• Assignment
Please output the whole listing below exactly as it is.

• Listed records
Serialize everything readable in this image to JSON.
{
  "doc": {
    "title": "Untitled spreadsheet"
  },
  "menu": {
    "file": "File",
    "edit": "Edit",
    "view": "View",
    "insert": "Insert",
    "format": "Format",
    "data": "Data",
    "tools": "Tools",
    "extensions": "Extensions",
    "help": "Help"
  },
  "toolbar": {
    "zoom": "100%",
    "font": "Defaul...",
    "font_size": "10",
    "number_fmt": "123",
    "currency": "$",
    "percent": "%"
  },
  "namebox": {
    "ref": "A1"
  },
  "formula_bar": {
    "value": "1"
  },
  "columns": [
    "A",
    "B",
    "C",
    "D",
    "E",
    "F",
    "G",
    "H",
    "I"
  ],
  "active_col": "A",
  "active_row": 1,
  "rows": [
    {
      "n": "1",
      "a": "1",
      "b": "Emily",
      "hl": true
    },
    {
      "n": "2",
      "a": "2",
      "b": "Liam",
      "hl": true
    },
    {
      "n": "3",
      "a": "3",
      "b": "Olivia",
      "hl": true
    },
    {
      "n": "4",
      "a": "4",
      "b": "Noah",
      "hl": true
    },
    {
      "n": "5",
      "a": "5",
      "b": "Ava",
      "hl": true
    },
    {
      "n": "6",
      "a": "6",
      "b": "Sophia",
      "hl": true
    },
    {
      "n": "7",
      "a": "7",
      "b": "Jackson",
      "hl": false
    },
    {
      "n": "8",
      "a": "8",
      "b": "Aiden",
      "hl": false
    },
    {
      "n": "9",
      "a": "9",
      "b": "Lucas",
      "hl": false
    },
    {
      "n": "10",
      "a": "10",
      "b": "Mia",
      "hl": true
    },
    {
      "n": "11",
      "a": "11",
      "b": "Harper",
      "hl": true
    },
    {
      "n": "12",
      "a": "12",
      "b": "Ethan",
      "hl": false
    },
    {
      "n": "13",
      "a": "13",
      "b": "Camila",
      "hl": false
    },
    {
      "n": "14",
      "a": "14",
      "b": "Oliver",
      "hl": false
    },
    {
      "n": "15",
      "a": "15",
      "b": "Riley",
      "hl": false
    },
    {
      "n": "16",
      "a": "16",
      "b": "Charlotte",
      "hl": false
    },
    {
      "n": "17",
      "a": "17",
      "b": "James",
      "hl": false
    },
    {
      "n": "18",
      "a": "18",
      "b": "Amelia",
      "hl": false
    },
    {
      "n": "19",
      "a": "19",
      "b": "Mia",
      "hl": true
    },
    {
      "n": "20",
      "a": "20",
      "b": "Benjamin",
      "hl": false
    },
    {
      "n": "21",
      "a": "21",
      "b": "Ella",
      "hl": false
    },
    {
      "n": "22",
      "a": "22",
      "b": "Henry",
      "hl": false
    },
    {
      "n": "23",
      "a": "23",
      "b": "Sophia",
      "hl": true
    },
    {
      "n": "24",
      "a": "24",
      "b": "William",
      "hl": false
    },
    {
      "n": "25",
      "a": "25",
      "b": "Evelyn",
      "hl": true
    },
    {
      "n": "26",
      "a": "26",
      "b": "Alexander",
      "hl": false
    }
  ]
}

• Response to the task
Serialize everything readable in this image to JSON.
{
  "doc": {
    "title": "Untitled spreadsheet"
  },
  "menu": {
    "file": "File",
    "edit": "Edit",
    "view": "View",
    "insert": "Insert",
    "format": "Format",
    "data": "Data",
    "tools": "Tools",
    "extensions": "Extensions",
    "help": "Help"
  },
  "toolbar": {
    "zoom": "100%",
    "font": "Defaul...",
    "font_size": "10",
    "number_fmt": "123",
    "currency": "$",
    "percent": "%"
  },
  "namebox": {
    "ref": "A1"
  },
  "formula_bar": {
    "value": "1"
  },
  "columns": [
    "A",
    "B",
    "C",
    "D",
    "E",
    "F",
    "G",
    "H",
    "I"
  ],
  "active_col": "A",
  "active_row": 1,
  "rows": [
    {
      "n": "1",
      "a": "1",
      "b": "Emily",
      "hl": true
    },
    {
      "n": "2",
      "a": "2",
      "b": "Liam",
      "hl": true
    },
    {
      "n": "3",
      "a": "3",
      "b": "Olivia",
      "hl": true
    },
    {
      "n": "4",
      "a": "4",
      "b": "Noah",
      "hl": true
    },
    {
      "n": "5",
      "a": "5",
      "b": "Ava",
      "hl": true
    },
    {
      "n": "6",
      "a": "6",
      "b": "Sophia",
      "hl": true
    },
    {
      "n": "7",
      "a": "7",
      "b": "Jackson",
      "hl": false
    },
    {
      "n": "8",
      "a": "8",
      "b": "Aiden",
      "hl": false
    },
    {
      "n": "9",
      "a": "9",
      "b": "Lucas",
      "hl": false
    },
    {
      "n": "10",
      "a": "10",
      "b": "Mia",
      "hl": true
    },
    {
      "n": "11",
      "a": "11",
      "b": "Harper",
      "hl": true
    },
    {
      "n": "12",
      "a": "12",
      "b": "Ethan",
      "hl": false
    },
    {
      "n": "13",
      "a": "13",
      "b": "Camila",
      "hl": false
    },
    {
      "n": "14",
      "a": "14",
      "b": "Oliver",
      "hl": false
    },
    {
      "n": "15",
      "a": "15",
      "b": "Riley",
      "hl": false
    },
    {
      "n": "16",
      "a": "16",
      "b": "Charlotte",
      "hl": false
    },
    {
      "n": "17",
      "a": "17",
      "b": "James",
      "hl": false
    },
    {
      "n": "18",
      "a": "18",
      "b": "Amelia",
      "hl": false
    },
    {
      "n": "19",
      "a": "19",
      "b": "Mia",
      "hl": true
    },
    {
      "n": "20",
      "a": "20",
      "b": "Benjamin",
      "hl": false
    },
    {
      "n": "21",
      "a": "21",
      "b": "Ella",
      "hl": false
    },
    {
      "n": "22",
      "a": "22",
      "b": "Henry",
      "hl": false
    },
    {
      "n": "23",
      "a": "23",
      "b": "Sophia",
      "hl": true
    },
    {
      "n": "24",
      "a": "24",
      "b": "William",
      "hl": false
    },
    {
      "n": "25",
      "a": "25",
      "b": "Evelyn",
      "hl": true
    },
    {
      "n": "26",
      "a": "26",
      "b": "Alexander",
      "hl": false
    }
  ]
}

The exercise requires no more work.